Texas

Marriage in Texas

Authored By: Legal Aid of Northwest Texas - Dallas LSC Funded

Information

Texas Court will generally recognize a formal marriage between husband and wife conducted according to the law of any state or foreign country. In Texas, the marital relationship can be established between a man and a woman by a formal ceremony or by common law.

A ceremonial marriage requires a marriage license issued by the county clerk. You must complete a sworn application that establishes the facts required to show that you are legally eligible to enter into the marital relationship. Persons under 18 years of age required parental consent or a court order. You cannot be currently married. You cannot marry a person with a blood relationship of first cousin or closer. You cannot marry a current or former step-parent or step-child.

The marriage ceremony must be conducted within 31 days of the day the license is issued by the county clerk. The ceremony generally must not be conducted within 72 hours of the issuance of the license. Any Judge, Justice, Justice of the Peace, Minister, Priest, Rabbi or other authorized officer of a religious organization may perform the ceremony. It is unlawful to refuse to perform the marriage ceremony between two persons eligible to marry because of race, religion or national origin.

A common law marriage can be created by any two persons of opposite gender over 18 years of age otherwise eligible to enter into a marital relationship. The common law marriage can be established by the husband and wife filing a Declaration of Marriage provided by the county clerk. A Texas court will recognize a common law marriage without a Declaration of Marriage if the man and woman 1) agreed to be married; 2) live together as man and wife; and, 3) hold themselves out to others as husband and wife.

Community Property State

Each spouse has a duty to provide financial support for the other spouse. Any property acquired by either husband or wife during the marriage, other than separate property defined by statute, is considered community property with each spouse owning 50%. All property acquired during the marriage is presumed to be community property. A person claiming separate property acquired during the marriage must establish their claim by clear and convincing evidence.

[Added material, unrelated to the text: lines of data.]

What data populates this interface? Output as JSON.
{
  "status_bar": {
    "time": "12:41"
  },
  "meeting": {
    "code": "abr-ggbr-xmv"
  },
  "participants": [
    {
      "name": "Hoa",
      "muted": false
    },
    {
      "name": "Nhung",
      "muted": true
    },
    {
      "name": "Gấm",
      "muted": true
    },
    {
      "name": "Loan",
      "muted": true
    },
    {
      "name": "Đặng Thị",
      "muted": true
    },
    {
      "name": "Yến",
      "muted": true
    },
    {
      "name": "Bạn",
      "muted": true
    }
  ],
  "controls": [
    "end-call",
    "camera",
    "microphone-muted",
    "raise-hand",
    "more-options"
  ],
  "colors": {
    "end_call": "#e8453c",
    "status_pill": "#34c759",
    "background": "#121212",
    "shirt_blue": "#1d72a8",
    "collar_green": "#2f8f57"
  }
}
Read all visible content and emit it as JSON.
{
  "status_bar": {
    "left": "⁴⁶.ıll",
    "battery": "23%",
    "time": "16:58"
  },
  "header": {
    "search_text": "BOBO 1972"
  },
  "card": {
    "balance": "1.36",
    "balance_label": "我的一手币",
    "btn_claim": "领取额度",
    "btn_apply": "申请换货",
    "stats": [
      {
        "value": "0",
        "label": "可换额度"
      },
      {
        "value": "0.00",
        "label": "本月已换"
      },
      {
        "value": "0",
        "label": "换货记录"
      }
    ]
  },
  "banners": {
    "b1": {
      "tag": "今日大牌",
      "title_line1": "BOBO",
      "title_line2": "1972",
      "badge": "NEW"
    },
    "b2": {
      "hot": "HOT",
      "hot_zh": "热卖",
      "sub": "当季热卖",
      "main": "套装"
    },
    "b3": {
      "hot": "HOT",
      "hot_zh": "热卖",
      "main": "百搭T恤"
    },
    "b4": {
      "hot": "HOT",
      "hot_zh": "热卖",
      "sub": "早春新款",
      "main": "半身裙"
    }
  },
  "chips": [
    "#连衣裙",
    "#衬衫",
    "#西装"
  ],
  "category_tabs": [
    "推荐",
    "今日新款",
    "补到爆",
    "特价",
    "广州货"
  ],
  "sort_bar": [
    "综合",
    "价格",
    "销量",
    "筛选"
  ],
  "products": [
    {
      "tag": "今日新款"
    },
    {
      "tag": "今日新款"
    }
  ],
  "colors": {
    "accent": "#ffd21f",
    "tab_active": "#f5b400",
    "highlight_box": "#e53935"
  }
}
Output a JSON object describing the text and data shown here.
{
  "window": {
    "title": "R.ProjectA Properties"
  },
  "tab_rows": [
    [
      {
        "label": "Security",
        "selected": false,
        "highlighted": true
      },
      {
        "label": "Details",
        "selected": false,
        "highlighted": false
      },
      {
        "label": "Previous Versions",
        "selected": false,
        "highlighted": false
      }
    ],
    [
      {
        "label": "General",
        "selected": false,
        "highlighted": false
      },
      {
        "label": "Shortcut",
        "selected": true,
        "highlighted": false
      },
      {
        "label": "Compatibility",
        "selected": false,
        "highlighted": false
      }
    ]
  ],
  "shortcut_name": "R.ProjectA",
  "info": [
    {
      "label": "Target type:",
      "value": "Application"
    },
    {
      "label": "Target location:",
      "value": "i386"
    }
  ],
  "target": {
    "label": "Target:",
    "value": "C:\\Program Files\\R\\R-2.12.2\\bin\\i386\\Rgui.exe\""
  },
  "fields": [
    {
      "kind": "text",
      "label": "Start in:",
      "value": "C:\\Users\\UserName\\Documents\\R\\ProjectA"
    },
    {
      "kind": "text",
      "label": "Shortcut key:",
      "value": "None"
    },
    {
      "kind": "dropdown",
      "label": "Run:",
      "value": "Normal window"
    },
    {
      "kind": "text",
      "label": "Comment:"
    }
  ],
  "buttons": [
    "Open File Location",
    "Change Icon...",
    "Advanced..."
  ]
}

Separate property is defined as: Property owned prior to marriage; Property acquired by gift or inheritance during marriage; Personal injury damages for other than lost wages.